There are no specific treatments for Zika virus. Symptoms will typically clear up after 4–7 days.
Use paracetamol for pain and fever if needed. Until a health care professional can rule out dengue, do not take aspirin and other non-steroidal anti-inflammatory drugs (NSAIDs) like ibuprofen, as there is a risk of bleeding.
Anyone with symptoms should get plenty of rest and fluids.
If you're pregnant or trying to get pregnant, and you've recently travelled to an area with Zika, we recommend that you speak with your health care provider or lead maternity carer, even if you do not feel sick. It is especially important to see a health care provider if you develop a fever, rash, joint pain, or red eyes during your trip or within 2 weeks after travelling to a country where Zika has been reported.
Call Healthline 0800 611 116 if you are unsure what to do.

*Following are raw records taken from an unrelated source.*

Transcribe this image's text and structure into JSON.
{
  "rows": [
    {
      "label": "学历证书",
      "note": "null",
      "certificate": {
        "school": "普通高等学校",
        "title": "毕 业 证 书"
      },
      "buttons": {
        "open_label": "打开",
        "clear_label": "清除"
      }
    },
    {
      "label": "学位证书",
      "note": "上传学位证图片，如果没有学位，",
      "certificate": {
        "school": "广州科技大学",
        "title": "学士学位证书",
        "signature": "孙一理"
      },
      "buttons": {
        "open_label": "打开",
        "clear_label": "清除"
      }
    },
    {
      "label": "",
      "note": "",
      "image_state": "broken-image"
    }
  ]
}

There is no vaccine for Zika virus. Because Zika virus is mainly spread by mosquitoes, the best way to prevent infection is to avoid being bitten.
We recommend that people who travel to any Pacific Island country should protect themselves against mosquito bites.
Visit Avoiding bug bites while travelling page for more information.
If you are pregnant or planning to become pregnant in the near term
Anyone who is pregnant or plans to become pregnant in the near term should defer travel to a Zika-affected area. We recommend that women travelling in Zika-affected areas protect themselves against mosquito bites and, if needed, use an appropriate contraception to prevent pregnancy.
Women returning from Zika-affected areas should avoid getting pregnant for 8 weeks after leaving the affected country.
Sexual transmission of Zika
Though Zika virus is mainly transmitted by mosquitoes, there is scientific evidence to suggest the virus can be sexually transmitted. The best way to reduce the possibility of sexual transmission of the virus, or the possibility of becoming pregnant while infected with Zika virus, is to avoid sex or use condoms.
All men who have travelled to a Zika-affected area should avoid sex or use condoms, even if you do not have symptoms.
- If your partner is pregnant, you should abstain from sexual activity (oral, vaginal, or anal) or use condoms for the duration of the pregnancy.
- If you have a partner who is at risk of becoming pregnant, you should abstain from sexual activity (oral, vaginal, or anal), or use condoms, for at least six months after leaving a Zika-affected area.
It's important that you abstain from sexual activity (oral, vaginal, or anal) or use condoms even if you are not showing symptoms. Only 1 in 5 people who get the Zika infection will show symptoms, so it's possible to have the infection and not know it.
Advice about avoiding sexual transmission of Zika virus can also be found on the following websites: